Kathy Brunetti, Agriculture Program Supervisor
California Department of Pesticide Regulation
1020 N Street Room 161, Sacramento, California, USA 95814-5624
voice (916) 324-4100, FAX (916) 324-4088, email@example.com
AWARDS GO TO AGRICULTURAL INNOVATORS
SACRAMENTO -- Some of California's most innovative warriors in the fight
against agricultural pests were honored today in ceremonies at the State
Cal/EPA's Department of Pesticide Regulation presented its "IPM
Innovator" awards to the Artichoke Research Association, Campbell Soup
Company, Del Monte Foods, Sun-Maid Growers, and the Yolo County Resource
"IPM Innovators" are leaders in adopting techniques that increase
the benefits and reduce the risks of pest control.
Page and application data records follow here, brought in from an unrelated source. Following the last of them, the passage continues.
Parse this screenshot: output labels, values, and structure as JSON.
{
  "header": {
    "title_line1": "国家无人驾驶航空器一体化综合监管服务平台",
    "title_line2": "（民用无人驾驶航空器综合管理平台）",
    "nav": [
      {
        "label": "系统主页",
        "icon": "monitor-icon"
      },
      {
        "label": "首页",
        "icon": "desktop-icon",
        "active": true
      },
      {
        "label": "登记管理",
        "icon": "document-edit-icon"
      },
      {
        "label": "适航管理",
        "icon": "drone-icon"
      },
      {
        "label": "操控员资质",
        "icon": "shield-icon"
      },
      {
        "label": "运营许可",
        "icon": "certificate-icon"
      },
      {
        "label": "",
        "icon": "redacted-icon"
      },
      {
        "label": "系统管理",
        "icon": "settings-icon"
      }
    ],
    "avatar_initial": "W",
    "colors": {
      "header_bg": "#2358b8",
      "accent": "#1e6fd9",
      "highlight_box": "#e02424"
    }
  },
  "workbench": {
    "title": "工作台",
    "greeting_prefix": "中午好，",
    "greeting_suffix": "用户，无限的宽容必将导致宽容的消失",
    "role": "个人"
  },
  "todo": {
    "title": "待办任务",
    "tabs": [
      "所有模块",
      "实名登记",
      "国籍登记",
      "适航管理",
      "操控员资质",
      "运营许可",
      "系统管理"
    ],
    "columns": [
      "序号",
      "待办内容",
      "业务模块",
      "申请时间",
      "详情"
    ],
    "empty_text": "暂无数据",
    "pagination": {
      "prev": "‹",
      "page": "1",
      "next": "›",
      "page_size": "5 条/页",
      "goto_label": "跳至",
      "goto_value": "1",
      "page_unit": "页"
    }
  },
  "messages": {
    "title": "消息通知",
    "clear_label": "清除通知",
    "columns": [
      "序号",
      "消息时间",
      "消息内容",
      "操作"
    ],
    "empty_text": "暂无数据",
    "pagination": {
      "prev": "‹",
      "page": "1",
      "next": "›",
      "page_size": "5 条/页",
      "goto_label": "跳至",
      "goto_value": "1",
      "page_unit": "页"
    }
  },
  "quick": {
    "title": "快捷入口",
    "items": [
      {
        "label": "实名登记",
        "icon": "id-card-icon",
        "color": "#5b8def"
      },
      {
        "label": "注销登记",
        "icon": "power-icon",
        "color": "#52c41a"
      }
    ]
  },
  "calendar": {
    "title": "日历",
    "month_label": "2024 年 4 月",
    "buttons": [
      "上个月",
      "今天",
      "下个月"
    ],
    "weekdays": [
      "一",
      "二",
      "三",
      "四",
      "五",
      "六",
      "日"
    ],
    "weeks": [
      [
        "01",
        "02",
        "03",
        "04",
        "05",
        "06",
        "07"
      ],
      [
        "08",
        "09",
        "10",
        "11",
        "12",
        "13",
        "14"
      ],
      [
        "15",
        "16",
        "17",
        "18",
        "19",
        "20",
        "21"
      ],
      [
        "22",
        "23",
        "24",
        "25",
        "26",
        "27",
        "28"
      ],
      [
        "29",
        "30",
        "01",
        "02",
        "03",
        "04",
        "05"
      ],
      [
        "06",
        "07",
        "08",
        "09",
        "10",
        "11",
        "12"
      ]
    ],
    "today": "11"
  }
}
DPR Director James W.
Wells presented the honorees with an IPM Innovator award plaque, baseball
caps and lapel pins featuring the IPM Innovator logo--a ladybug, the
best-known beneficial insect (or "good bug") and a symbol of integrated
pest management (IPM). IPM is an approach to managing pests that combines
biological, cultural, physical, and chemical tools, choosing a method or
combination of methods that is effective and is the least disruptive to the
Also in attendance to applaud the Innovators were Ann M. Veneman,
Secretary of the Department of Food and Agriculture, and Ann C. Heywood,
Cal/EPA's Deputy Secretary for Environmental Technology.
"California's farmers don't make a big deal about all their hard
work, or about the chances they have taken when they experiment with new
pest management strategies," said Wells. "That's why we started giving out
IPM Innovator awards in 1994--to recognize these pioneers for their
accomplishments and help them share their discoveries with others.
California is not only the nation*s preeminent agricultural
producer, but our farmers are also leaders in finding and using new
environmentally friendly ways to fight pests," said Veneman. "These IPM
awards show first-hand how projects of this nature benefit our communities,
agriculture and the environment."
"DPR is working to advance cooperative, local problem-solving
because it creates a climate where growers are better informed and more
willing to try the IPM practices that work," said Wells. "By honoring
these innovators, we hope to encourage others to form groups to work out
solutions to their own unique, local pest management problems."
Wells added that "the commitment of large organizations like
Campbell, Del Monte and Sun-Maid to grower education in IPM attracts
considerable attention. They
provide an example of leadership not only to their members and associates
but also to growers of other commodities."
The Innovator award recipients are:
*Artichoke Research Association, U.S. Department of Agriculture
Research Station in Salinas. In 1973, the artichoke growers formed the
association to develop pest control strategies specific to artichokes and
problem pests. The association has developed pheromone traps, monitoring
programs, and other IPM strategies that have helped reduce annual crop
losses from 30 percent to less than 5 percent. Insecticide use has been
cut by as much as 20 percent.
*Campbell Soup Company, Sacramento. Beginning in 1989, Campbell
adopted an innovative pesticide control program working "hands-on" in
cooperation with its growers. Campbell has developed and implemented
strategies that reduced the use of synthetic insecticides and fungicides in
tomatoes by 30 percent; reduced the use of synthetic pesticides in celery
by 40 to 90 percent, depending on location; and reduced the need for soil
fumigation for carrots by 60 percent.
*Del Monte Foods, Walnut Creek, is responsible for risk reduction
efforts for 17 crops grown by 3,000 farmers on 200,000 acres, the
production of $1.4 billion in canned fruits and vegetables. The unit has
developed disease- and insect-resistant vegetable crops; biological
controls for diseases; processing equipment that removes insects; and new
pest monitoring techniques.
*Sun-Maid Growers of California, Kingsburg. Sun-Maid is a
cooperative owned by 1,200 raisin grape growers from Kern County north to
Livingston in Fresno County. The goal of Sun-Maid's IPM program is to
improve chemical selectivity, reduce pesticide usage, eliminate the use of
harsher pesticides, improve worker safety, improve raisin yields per acre,
and ultimately improve grower profit margins.
*Yolo County Resource Conservation District, Woodland. The
District is the lead agency for integrated resource management assessment
for the 131,000-acre Willow Slough watershed in western Yolo County. DPR
is recognizing the RCD for working closely with farms to restore native
habitats and farm area biodiversity while reducing the use of pesticides
and their associated costs.
Growers interested in more information on the IPM Innovator program
or in organizing to promote greater use of IPM may contact David Supkoff of
DPR's Environmental Monitoring and Pest Management Branch, 1020 N Street,
Sacramento 95814, phone (916) 324-4100. Additional information on the IPM
Innovator program is available on DPR's Internet Home Page